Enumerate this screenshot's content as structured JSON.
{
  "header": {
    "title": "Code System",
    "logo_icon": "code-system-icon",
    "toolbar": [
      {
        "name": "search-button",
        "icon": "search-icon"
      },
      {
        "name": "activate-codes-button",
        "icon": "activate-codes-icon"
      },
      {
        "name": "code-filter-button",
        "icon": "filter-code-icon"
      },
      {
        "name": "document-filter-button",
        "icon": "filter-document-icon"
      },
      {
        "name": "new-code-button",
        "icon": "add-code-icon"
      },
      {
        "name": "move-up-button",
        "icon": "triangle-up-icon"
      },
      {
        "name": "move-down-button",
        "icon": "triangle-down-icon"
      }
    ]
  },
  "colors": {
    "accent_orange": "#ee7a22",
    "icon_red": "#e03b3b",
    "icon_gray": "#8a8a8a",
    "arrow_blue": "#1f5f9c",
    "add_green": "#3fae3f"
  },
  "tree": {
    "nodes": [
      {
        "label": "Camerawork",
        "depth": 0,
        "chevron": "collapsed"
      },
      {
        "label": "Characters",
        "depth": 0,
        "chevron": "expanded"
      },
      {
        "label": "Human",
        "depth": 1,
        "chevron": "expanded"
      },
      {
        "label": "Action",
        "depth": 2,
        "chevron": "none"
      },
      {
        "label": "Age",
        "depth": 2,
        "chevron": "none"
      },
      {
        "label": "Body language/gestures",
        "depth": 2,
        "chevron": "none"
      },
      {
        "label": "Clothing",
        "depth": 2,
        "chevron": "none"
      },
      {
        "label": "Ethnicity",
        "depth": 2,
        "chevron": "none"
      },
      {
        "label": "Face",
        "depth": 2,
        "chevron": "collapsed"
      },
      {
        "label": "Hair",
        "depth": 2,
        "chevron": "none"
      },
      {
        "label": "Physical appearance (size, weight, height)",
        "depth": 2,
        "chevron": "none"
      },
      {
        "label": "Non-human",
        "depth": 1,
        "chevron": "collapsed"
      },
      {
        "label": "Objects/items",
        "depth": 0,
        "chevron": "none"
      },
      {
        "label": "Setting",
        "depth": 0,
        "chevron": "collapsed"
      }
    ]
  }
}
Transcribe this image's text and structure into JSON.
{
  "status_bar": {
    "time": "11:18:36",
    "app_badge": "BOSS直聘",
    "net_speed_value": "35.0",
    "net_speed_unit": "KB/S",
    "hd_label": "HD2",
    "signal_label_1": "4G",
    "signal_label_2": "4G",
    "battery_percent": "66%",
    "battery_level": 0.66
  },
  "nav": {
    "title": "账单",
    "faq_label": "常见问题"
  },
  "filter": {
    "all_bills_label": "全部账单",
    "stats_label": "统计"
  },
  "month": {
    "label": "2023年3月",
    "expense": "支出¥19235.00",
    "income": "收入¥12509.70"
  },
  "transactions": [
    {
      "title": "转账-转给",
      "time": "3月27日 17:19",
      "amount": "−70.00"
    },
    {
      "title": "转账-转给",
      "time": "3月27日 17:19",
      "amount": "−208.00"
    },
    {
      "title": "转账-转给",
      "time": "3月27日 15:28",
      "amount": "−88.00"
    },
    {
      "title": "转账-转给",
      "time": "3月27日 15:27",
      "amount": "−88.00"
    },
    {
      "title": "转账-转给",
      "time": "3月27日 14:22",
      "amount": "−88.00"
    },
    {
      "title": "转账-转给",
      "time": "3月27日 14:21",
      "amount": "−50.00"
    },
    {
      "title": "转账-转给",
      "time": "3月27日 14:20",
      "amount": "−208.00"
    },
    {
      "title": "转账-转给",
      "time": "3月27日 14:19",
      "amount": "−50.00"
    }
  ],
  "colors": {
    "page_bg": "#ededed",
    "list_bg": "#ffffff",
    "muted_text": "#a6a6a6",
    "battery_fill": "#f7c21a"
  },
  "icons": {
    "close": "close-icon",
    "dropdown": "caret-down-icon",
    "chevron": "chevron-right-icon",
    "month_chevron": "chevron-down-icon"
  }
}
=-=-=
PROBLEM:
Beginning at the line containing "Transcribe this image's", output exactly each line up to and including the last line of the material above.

SOLUTION:
Transcribe this image's text and structure into JSON.
{
  "status_bar": {
    "time": "11:18:36",
    "app_badge": "BOSS直聘",
    "net_speed_value": "35.0",
    "net_speed_unit": "KB/S",
    "hd_label": "HD2",
    "signal_label_1": "4G",
    "signal_label_2": "4G",
    "battery_percent": "66%",
    "battery_level": 0.66
  },
  "nav": {
    "title": "账单",
    "faq_label": "常见问题"
  },
  "filter": {
    "all_bills_label": "全部账单",
    "stats_label": "统计"
  },
  "month": {
    "label": "2023年3月",
    "expense": "支出¥19235.00",
    "income": "收入¥12509.70"
  },
  "transactions": [
    {
      "title": "转账-转给",
      "time": "3月27日 17:19",
      "amount": "−70.00"
    },
    {
      "title": "转账-转给",
      "time": "3月27日 17:19",
      "amount": "−208.00"
    },
    {
      "title": "转账-转给",
      "time": "3月27日 15:28",
      "amount": "−88.00"
    },
    {
      "title": "转账-转给",
      "time": "3月27日 15:27",
      "amount": "−88.00"
    },
    {
      "title": "转账-转给",
      "time": "3月27日 14:22",
      "amount": "−88.00"
    },
    {
      "title": "转账-转给",
      "time": "3月27日 14:21",
      "amount": "−50.00"
    },
    {
      "title": "转账-转给",
      "time": "3月27日 14:20",
      "amount": "−208.00"
    },
    {
      "title": "转账-转给",
      "time": "3月27日 14:19",
      "amount": "−50.00"
    }
  ],
  "colors": {
    "page_bg": "#ededed",
    "list_bg": "#ffffff",
    "muted_text": "#a6a6a6",
    "battery_fill": "#f7c21a"
  },
  "icons": {
    "close": "close-icon",
    "dropdown": "caret-down-icon",
    "chevron": "chevron-right-icon",
    "month_chevron": "chevron-down-icon"
  }
}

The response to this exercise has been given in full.